Nivolumab for Advanced Renal Cell Carcinoma: 5-Year Survival
Posted: Wednesday, August 14, 2019
Patients with advanced renal cell carcinoma treated with nivolumab alone had a 5-year overall survival rate of 27.7%, according to long-term follow-up data from a phase I trial. The research was published in JAMA Oncology by Suzanne Topalian, MD, of the Johns Hopkins Bloomberg–Kimmel Institute for Cancer Immunotherapy, and colleagues.
“We report, to our knowledge, the longest combined clinical follow-up for patients with multiple cancer types receiving any anti–PD-L1 drug,” the authors wrote.
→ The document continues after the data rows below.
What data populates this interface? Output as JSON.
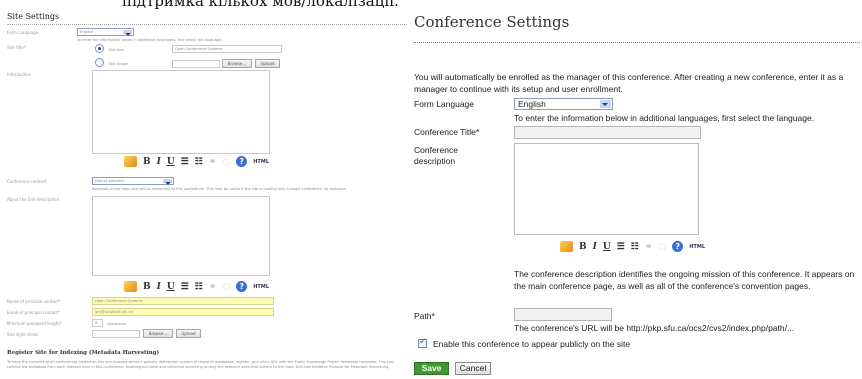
{
  "overlay_text": "підтримка кількох мов/локалізації.",
  "left": {
    "title": "Site Settings",
    "form_language_label": "Form Language",
    "form_language_value": "English",
    "form_language_note": "To enter the information below in additional languages, first select the language.",
    "site_title_label": "Site title*",
    "title_text_option": "Title text",
    "title_text_value": "Open Conference Systems",
    "title_image_option": "Title image",
    "browse_label": "Browse...",
    "upload_label": "Upload",
    "introduction_label": "Introduction",
    "conference_redirect_label": "Conference redirect",
    "conference_redirect_value": "(None) selected",
    "conference_redirect_note": "Requests to the main site will be redirected to this conference. This may be useful if the site is hosting only a single conference, for example.",
    "about_label": "About the Site description",
    "principal_name_label": "Name of principal contact*",
    "principal_name_value": "Open Conference Systems",
    "principal_email_label": "Email of principal contact*",
    "principal_email_value": "ocs@localhost.sfu.ca",
    "min_password_label": "Minimum password length*",
    "min_password_value": "6",
    "min_password_unit": "characters",
    "stylesheet_label": "Site style sheet",
    "indexing_title": "Register Site for Indexing (Metadata Harvesting)",
    "indexing_text": "To have the contents of all conferences hosted on this site indexed within a globally distributed system of research databases, register your site's URL with the Public Knowledge Project metadata harvester. This tool collects the metadata from each indexed item in this conference, enabling accurate and collective searching among the research sites that adhere to the Open Archives Initiative Protocol for Metadata Harvesting."
  },
  "right": {
    "title": "Conference Settings",
    "intro": "You will automatically be enrolled as the manager of this conference. After creating a new conference, enter it as a manager to continue with its setup and user enrollment.",
    "form_language_label": "Form Language",
    "form_language_value": "English",
    "form_language_note": "To enter the information below in additional languages, first select the language.",
    "conference_title_label": "Conference Title*",
    "conference_description_label": "Conference description",
    "description_note": "The conference description identifies the ongoing mission of this conference. It appears on the main conference page, as well as all of the conference's convention pages.",
    "path_label": "Path*",
    "path_note": "The conference's URL will be http://pkp.sfu.ca/ocs2/cvs2/index.php/path/...",
    "enable_label": "Enable this conference to appear publicly on the site",
    "enable_checked": true,
    "save_label": "Save",
    "cancel_label": "Cancel"
  },
  "toolbar": {
    "bold": "B",
    "italic": "I",
    "underline": "U",
    "html": "HTML"
  }
}
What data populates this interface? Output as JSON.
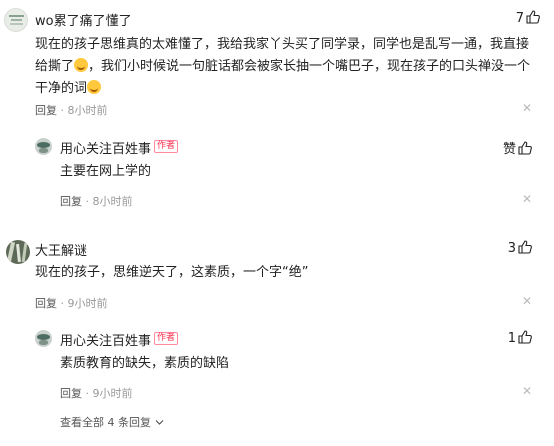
{
  "comments": [
    {
      "username": "wo累了痛了懂了",
      "likes": "7",
      "text_parts": [
        "现在的孩子思维真的太难懂了，我给我家丫头买了同学录，同学也是乱写一通，我直接给撕了",
        "，我们小时候说一句脏话都会被家长抽一个嘴巴子，现在孩子的口头禅没一个干净的词"
      ],
      "reply_label": "回复",
      "time": "8小时前"
    },
    {
      "username": "用心关注百姓事",
      "author_tag": "作者",
      "like_label": "赞",
      "text": "主要在网上学的",
      "reply_label": "回复",
      "time": "8小时前"
    },
    {
      "username": "大王解谜",
      "likes": "3",
      "text": "现在的孩子，思维逆天了，这素质，一个字“绝”",
      "reply_label": "回复",
      "time": "9小时前"
    },
    {
      "username": "用心关注百姓事",
      "author_tag": "作者",
      "likes": "1",
      "text": "素质教育的缺失，素质的缺陷",
      "reply_label": "回复",
      "time": "9小时前"
    }
  ],
  "view_all_replies": "查看全部 4 条回复",
  "separator": "·",
  "icons": [
    "thumb-up-icon",
    "close-icon",
    "chevron-down-icon",
    "grin-emoji-icon"
  ]
}
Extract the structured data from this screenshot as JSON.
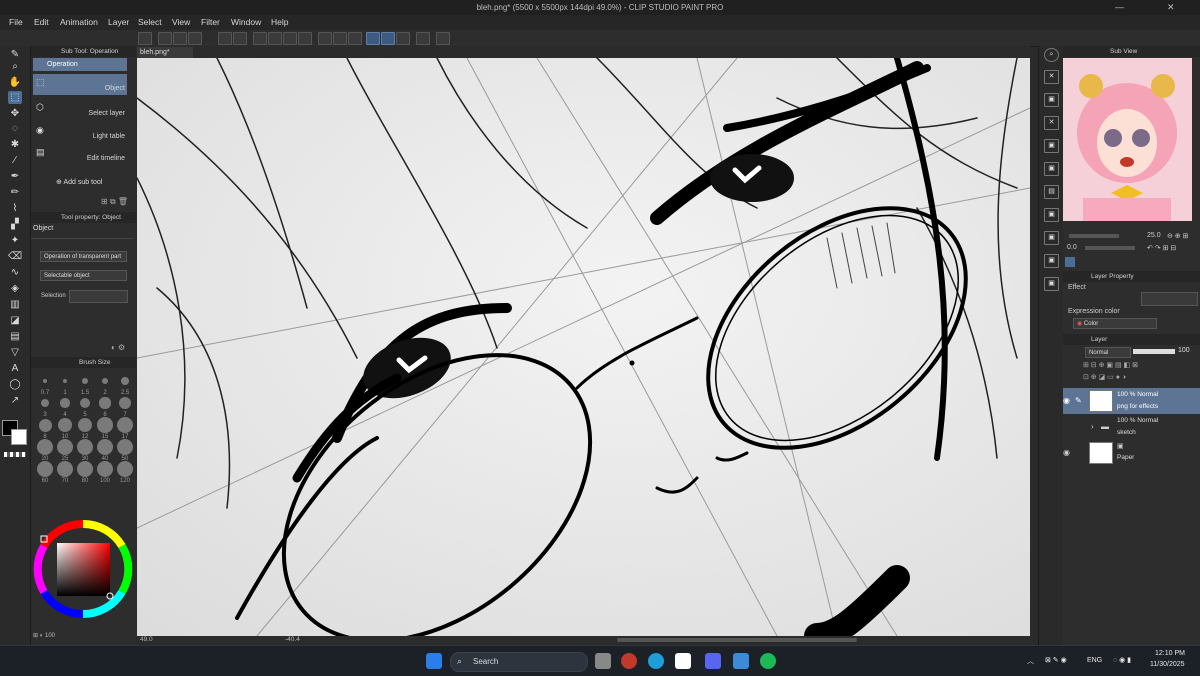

The phase I dose-escalation trial plus expansion cohort included 34 patients with advanced renal cell carcinoma and 236 patients with lung cancer or melanoma. Patients had received at least one previous treatment, and 72% had received between two and five previous treatments. Patients were enrolled between 2008 and 2011. Clinicians gave patients 0.1, 0.3, 1.0, 3.0, or 10.0 mg/kg of nivolumab every 2 weeks for up to 96 weeks or until progressive disease, complete response, toxicity, or patient withdrawal from the trial.
The median overall survival was 22.4 months. At 3 years, the overall survival rate was 40.1%, and at 5 years, it was 27.7%.
In an analysis that also included the trial’s patients with lung cancer and melanoma, pretreatment liver and bone metastases were independently associated with poorer overall survival. In contrast, an Eastern Cooperative Oncology Group performance status of 0 was associated with better survival. Overall survival was longer for those with treatment-related adverse events (median overall survival of 19.8 months) than for those with no such adverse events (median overall survival of 5.8 months). The authors also suggested that objective tumor regression may be “an early surrogate for long-term clinical benefit,” because it was associated with 5-year overall survival.
Disclosure: The study authors’ disclosure information may be found at jamanetwork.com.